> disagree on much else still use the term "library." S. Talmon in the M.
> Hengel festschrift (which you cite) gave the examples of F. Cross and N.
> Golb. Without endorsing Prof. Talmon's view in this case, I can report
> on pages 324-8 he rejected both the terms "genizah" and "library" when
> of Qumran mss. Talmon recognized that the term "Library of Qumran" "has
> wide acceptance." Talmon noted that a "library" can still be a library
> if not found in its original location. Then he wrote,"It is hard to
> visualize the ancient librarian who set out to assemble in an 'official'
> collection scores of exemplars of a given work, e.g., of the biblical
> of Psalms, much less of writings which give expression to quite
> even mutually contradictory views of religious substance." He then gave
> from literary sources examples of a general paucity of text copies. He
> discussed proportions of types of mss at Qumran and Masada. He concluded,
> "At Qumran, the assemblage is composed in part of manuscripts penned
> and to a larger part of scrolls which had been owned by newcomers who
> hailed from different parts of the country, from various social strata
> possibly had previously been members of diverse religious factions. They
> were brought to Qumran by novices..."
> Libraries, however, can be built with donations as well as copying
> and purchase, and also can be formed by discarding unwanted texts. The

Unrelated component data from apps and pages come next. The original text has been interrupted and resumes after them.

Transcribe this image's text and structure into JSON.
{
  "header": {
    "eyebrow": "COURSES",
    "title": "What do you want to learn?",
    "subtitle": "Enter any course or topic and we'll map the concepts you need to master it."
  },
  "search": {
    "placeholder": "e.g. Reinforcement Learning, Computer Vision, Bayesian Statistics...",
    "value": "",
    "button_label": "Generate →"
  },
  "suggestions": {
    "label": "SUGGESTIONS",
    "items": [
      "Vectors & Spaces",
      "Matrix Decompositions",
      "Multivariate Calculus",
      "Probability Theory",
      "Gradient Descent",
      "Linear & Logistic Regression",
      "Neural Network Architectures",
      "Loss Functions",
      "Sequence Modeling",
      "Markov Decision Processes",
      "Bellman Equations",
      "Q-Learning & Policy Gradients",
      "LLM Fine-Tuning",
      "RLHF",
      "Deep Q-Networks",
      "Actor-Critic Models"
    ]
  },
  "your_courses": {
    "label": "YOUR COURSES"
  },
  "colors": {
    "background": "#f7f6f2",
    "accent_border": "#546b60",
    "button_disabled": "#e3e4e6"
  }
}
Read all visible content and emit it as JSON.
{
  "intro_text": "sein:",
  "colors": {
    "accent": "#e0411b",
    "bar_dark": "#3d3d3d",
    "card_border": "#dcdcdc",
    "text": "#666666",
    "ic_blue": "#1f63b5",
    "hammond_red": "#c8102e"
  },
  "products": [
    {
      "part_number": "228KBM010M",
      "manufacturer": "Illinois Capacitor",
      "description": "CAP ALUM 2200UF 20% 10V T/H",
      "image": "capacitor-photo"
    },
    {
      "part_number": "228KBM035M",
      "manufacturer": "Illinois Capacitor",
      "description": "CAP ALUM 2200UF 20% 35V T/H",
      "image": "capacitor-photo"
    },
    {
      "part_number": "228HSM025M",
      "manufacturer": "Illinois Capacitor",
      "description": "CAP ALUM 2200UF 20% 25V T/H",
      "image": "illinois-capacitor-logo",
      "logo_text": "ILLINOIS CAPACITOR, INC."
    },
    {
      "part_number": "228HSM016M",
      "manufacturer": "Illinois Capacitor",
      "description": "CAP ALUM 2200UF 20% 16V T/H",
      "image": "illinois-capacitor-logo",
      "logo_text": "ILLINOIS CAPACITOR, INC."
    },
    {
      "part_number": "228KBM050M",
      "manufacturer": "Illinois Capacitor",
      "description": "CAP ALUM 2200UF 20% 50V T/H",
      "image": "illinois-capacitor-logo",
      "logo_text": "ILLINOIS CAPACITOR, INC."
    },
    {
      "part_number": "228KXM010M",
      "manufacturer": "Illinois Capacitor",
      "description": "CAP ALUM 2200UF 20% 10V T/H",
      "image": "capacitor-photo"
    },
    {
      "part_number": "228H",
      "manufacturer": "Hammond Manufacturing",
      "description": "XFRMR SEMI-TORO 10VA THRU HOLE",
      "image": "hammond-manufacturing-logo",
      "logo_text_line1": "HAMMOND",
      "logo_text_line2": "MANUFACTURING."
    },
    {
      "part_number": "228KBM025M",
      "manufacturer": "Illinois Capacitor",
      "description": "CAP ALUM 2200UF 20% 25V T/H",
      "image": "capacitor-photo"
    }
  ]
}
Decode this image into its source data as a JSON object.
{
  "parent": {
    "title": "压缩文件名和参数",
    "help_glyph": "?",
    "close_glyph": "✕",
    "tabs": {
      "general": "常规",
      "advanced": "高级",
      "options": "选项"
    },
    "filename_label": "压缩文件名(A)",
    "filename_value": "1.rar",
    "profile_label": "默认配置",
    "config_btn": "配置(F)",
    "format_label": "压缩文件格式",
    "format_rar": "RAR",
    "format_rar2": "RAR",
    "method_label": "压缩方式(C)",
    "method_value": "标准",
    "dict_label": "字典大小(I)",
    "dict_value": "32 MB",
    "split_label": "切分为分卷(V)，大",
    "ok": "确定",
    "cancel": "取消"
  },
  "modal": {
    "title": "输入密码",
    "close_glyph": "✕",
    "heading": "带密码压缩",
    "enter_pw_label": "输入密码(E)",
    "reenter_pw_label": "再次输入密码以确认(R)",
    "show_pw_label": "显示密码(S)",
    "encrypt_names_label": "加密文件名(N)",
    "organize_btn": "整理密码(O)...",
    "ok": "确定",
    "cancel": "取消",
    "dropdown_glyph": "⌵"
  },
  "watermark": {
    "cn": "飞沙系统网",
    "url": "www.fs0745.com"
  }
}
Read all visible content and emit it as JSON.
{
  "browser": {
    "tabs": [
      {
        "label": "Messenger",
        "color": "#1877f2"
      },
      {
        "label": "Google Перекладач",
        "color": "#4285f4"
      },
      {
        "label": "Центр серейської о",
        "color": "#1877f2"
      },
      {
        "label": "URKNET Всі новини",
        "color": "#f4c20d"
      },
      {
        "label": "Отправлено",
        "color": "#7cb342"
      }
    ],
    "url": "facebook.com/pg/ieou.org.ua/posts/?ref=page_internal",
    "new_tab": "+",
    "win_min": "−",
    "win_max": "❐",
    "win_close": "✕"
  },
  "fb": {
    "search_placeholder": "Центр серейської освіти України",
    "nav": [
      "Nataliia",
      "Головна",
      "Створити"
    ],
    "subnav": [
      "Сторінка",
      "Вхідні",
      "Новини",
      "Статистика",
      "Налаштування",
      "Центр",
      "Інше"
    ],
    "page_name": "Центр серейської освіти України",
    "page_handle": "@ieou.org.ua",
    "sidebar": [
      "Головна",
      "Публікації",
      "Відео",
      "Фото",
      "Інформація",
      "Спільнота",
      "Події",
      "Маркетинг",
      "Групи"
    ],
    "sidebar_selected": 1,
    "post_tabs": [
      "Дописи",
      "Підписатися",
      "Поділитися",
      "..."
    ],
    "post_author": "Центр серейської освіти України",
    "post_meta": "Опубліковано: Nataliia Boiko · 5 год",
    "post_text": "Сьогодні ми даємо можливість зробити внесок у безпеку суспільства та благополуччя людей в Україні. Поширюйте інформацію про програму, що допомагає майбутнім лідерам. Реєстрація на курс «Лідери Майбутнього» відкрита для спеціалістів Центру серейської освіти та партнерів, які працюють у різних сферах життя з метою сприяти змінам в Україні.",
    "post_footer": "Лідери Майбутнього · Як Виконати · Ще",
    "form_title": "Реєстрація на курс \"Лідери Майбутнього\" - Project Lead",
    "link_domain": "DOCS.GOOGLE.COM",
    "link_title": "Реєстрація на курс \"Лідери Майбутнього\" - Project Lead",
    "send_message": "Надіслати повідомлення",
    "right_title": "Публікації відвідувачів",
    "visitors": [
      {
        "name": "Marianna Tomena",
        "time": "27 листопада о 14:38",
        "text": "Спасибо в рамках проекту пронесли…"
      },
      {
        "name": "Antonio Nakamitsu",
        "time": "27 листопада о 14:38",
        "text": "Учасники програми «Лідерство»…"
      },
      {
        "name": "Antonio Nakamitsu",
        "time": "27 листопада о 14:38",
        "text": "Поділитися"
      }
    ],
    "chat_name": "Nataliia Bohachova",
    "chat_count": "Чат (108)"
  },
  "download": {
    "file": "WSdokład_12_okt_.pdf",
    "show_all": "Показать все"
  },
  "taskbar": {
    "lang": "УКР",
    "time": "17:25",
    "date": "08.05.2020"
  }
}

> Qumran manuscripts--called library or not--are not as religiously diverse
> as Talmon appears to imply. And the Psalms texts were, after all,
> collected, 'official' or not. Stegemann, of course, locates a library in
> the Khirbeh. Stegemann's book ends with assertions with which some will
> probably disagree: "...The overwhelming importance, at least for the
> history of the Rabbinic tradition in the Mishnah and Tosepta, which until
> now was erroneously conferred upon the Pharisees, actually accrues to the
> Essenes. Not only at the time of Jesus, but well into the Rabbinic age,
> Essenes were the principle representatives of Palestinian Judaism."
> it is possible that the lack of Pharisee texts at Qumran has been
> misinterpreted by both Talmon and Stegemann.
> best wishes,
> Stephen Goranson
> >Second, in his essay "The Community of the Renewed Covenant: Between
> >and Christianity" Talmon notes his reticence to use "library" as a
> >term for describing the Qumran scrolls (p. 7 fn. 12). The reference he
> >for his full discussion of this issue is "The Essential 'Community of
> >Renewed Covenant': How should Qumran Studies Proceed?" in Paper of the
> >Library of Congress Qumran Symposium. Now as far as I know, the essay
> >actually appeared in Geschichte-Tradition-Reflection,1 Judentum, eds. H.
> >Cancik, et al. Tübingen: J. C. B. Mohr (Paul Siebeck), 1996, though I do
> >have access to this volume.
> >Is anyone familiar with the essay and could give me the reasons why he
> >reticent to use the term "library" when discussing the scrolls.
> >Thanks in advance.
> >Tyler F. Williams
> >Assistant Professor of Old Testament/Hebrew Bible, NABC/EBS
> >11525 - 23 Avenue, Edmonton, AB, Canada T6J 4T3
> >Phone: (403) 431-5217/ Toll Free: 1-800-567-4988/ Fax: (403) 436-9416
> >Web Page: http://www.nabcebs.ab.ca/~twilliam